In honor of the 10th anniversary of iDigHardware, I have identified the most popular posts of the last 10 years! Unless you have read and absorbed every post since Day 1, there is a lot to learn from these past posts (you may want to save them in your Favorites). And I’ve chosen my favorite Wordless Wednesday and Fixed-it Friday posts to round out the Top 10.
If you’re wondering whether you need to read this article, ask yourself this question: Are the doors in the photo compliant with the flush bottom rail requirement?
For wide-throw hinges on a door that swings 180 degrees, where 2 inches of clearance is required behind the door to accommodate the trim, what is the required hinge width?
This Wordless Wednesday photo is one of my favorites because it was part of the early inspiration for a topic that has become an important part of my work – the protection offered by a closed door.
In this article, I covered not only how fail safe and fail secure electrified hardware products operate, but which type would commonly be used in various types of systems.
Many of my Fixed-it Friday posts show creative attempts at what-not-to-do, so as #6 in the Top-10 series I wanted to highlight another type of Fixed-it Friday post.
Answers to questions about smoke door labels, closers, latches, and gasketing AND…in a labor of love, I have updated the references in the article to include the 2018 IBC. You’re welcome.
I don’t think it’s a coincidence that panic hardware was one of the reasons I started learning about codes in the first place.
This is one of the most egregious examples of a non-code-compliant egress modification that I’ve ever seen, and yes, it was in a school.
The most popular post on iDigHardware in the last 10 years is an article that isn’t even about doors or hardware.
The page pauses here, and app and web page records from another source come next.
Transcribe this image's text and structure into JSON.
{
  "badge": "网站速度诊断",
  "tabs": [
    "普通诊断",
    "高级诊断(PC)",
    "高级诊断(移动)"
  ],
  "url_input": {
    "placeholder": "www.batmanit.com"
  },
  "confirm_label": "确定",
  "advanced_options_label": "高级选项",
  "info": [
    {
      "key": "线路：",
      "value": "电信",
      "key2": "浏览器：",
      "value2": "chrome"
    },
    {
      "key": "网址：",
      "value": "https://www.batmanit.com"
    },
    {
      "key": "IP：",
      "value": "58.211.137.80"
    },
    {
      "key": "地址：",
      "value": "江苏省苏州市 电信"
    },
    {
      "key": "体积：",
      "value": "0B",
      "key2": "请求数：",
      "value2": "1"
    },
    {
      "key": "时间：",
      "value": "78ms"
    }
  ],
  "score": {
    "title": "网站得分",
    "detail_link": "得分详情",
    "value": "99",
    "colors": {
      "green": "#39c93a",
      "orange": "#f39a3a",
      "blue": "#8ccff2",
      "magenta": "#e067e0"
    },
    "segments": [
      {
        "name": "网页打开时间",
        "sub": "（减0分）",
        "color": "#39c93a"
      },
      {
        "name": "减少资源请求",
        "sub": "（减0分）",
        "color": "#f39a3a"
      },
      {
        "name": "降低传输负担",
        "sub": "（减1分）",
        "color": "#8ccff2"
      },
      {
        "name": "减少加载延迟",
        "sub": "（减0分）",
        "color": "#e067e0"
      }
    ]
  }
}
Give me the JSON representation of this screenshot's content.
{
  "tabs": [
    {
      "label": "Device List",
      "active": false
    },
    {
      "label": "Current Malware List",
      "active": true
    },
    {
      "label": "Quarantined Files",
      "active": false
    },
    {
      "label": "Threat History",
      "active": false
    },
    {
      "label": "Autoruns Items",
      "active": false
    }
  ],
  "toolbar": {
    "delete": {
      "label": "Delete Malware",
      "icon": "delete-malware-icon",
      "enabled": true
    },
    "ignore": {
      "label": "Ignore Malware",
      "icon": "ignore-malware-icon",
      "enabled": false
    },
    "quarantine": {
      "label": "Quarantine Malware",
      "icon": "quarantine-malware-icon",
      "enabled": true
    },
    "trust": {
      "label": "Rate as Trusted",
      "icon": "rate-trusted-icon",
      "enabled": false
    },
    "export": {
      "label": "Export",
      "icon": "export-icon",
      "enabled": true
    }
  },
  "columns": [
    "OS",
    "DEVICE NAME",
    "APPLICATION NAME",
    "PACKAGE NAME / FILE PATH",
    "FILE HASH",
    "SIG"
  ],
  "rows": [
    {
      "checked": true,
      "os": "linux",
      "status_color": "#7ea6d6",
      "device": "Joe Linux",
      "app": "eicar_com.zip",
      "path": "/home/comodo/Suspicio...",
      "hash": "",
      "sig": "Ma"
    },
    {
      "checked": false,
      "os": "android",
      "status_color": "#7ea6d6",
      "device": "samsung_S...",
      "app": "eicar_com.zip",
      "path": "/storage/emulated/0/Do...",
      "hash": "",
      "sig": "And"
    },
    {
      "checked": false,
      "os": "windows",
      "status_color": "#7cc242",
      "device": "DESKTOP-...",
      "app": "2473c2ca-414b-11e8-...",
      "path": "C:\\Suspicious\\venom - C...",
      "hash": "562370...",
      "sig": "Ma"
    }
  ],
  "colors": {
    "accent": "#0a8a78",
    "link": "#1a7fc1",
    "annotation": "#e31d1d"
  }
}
That may be the reason for it’s popularity.
Here it is – my favorite Fixed-it Friday photo of all time (so far)! If you have any interesting door photos from your summer vacation, I’d love to see them!